▸ GIVEN ENTRIES
# # # #
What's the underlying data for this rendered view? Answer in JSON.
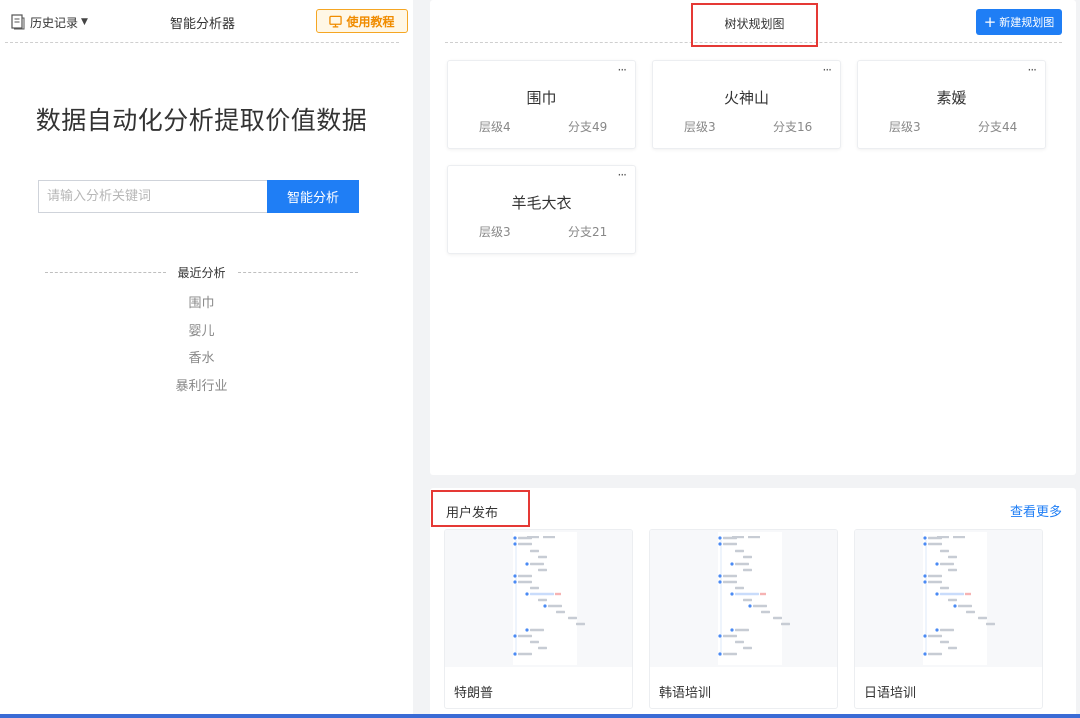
{
  "left_panel": {
    "history_label": "历史记录",
    "title": "智能分析器",
    "tutorial_label": "使用教程",
    "hero_text": "数据自动化分析提取价值数据",
    "search": {
      "placeholder": "请输入分析关键词",
      "value": "",
      "button_label": "智能分析"
    },
    "recent": {
      "label": "最近分析",
      "items": [
        "围巾",
        "婴儿",
        "香水",
        "暴利行业"
      ]
    }
  },
  "tree_panel": {
    "title": "树状规划图",
    "new_button_label": "新建规划图",
    "cards": [
      {
        "name": "围巾",
        "level": "层级4",
        "branches": "分支49"
      },
      {
        "name": "火神山",
        "level": "层级3",
        "branches": "分支16"
      },
      {
        "name": "素媛",
        "level": "层级3",
        "branches": "分支44"
      },
      {
        "name": "羊毛大衣",
        "level": "层级3",
        "branches": "分支21"
      }
    ]
  },
  "publish_panel": {
    "title": "用户发布",
    "more_label": "查看更多",
    "items": [
      {
        "name": "特朗普"
      },
      {
        "name": "韩语培训"
      },
      {
        "name": "日语培训"
      }
    ]
  },
  "icons": {
    "history": "document-icon",
    "tutorial": "monitor-icon",
    "more": "ellipsis-icon",
    "add": "plus-icon"
  },
  "colors": {
    "primary": "#1f7ef5",
    "tutorial_border": "#f5a623",
    "tutorial_text": "#f08c00",
    "highlight_box": "#e53935"
  }
}
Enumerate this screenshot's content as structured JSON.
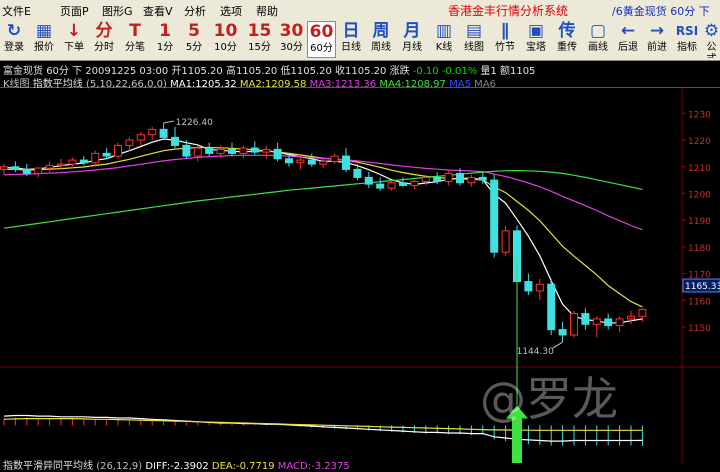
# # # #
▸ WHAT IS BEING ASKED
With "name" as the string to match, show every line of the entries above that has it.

▸ TASK SOLUTION
        "name": "围巾",
        "name": "火神山",
        "name": "素媛",
        "name": "羊毛大衣",
        "name": "特朗普"
        "name": "韩语培训"
        "name": "日语培训"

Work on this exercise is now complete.